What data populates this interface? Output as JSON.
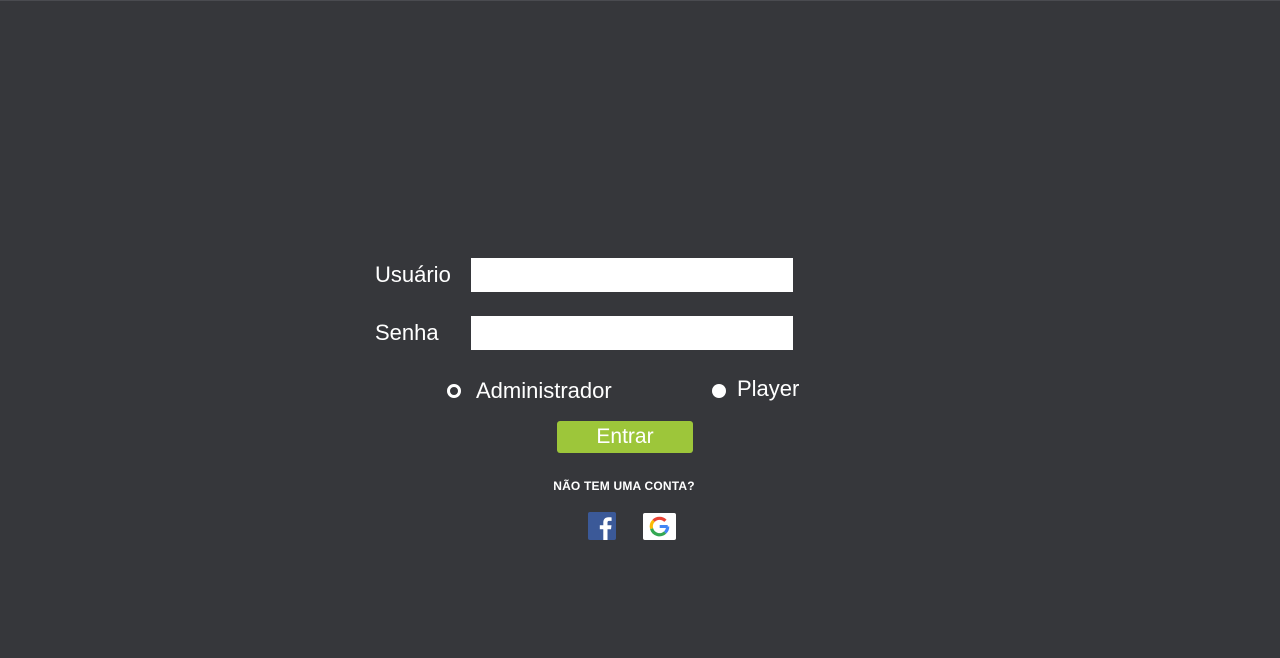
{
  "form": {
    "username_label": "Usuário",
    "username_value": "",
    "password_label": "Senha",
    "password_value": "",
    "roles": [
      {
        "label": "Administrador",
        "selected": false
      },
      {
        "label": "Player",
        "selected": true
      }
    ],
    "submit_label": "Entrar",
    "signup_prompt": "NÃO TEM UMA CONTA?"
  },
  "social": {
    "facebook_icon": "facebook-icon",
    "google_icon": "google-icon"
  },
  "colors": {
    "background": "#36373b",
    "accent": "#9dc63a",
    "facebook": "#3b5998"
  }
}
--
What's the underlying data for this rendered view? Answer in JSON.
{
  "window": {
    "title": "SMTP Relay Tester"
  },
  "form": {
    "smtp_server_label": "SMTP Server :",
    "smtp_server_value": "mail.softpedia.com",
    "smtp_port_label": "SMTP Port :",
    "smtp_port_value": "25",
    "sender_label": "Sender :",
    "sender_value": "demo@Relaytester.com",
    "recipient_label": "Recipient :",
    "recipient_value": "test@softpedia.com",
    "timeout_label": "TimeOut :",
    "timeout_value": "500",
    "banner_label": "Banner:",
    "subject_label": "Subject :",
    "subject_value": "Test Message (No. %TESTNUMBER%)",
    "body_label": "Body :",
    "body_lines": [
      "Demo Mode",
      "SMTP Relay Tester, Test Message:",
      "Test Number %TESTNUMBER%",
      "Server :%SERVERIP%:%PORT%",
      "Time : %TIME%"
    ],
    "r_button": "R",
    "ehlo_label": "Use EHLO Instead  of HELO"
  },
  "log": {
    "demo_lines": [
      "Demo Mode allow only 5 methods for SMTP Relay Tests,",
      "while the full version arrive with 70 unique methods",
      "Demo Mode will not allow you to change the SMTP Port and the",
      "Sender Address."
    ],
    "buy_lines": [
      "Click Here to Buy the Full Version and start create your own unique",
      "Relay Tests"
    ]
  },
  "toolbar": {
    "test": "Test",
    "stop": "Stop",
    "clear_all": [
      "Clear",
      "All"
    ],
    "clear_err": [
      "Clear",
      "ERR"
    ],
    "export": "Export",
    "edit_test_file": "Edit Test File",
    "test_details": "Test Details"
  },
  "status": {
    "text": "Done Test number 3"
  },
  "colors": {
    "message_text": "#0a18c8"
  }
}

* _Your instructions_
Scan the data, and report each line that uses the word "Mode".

* _Response to the exercise_
      "Demo Mode",
      "Demo Mode allow only 5 methods for SMTP Relay Tests,",
      "Demo Mode will not allow you to change the SMTP Port and the",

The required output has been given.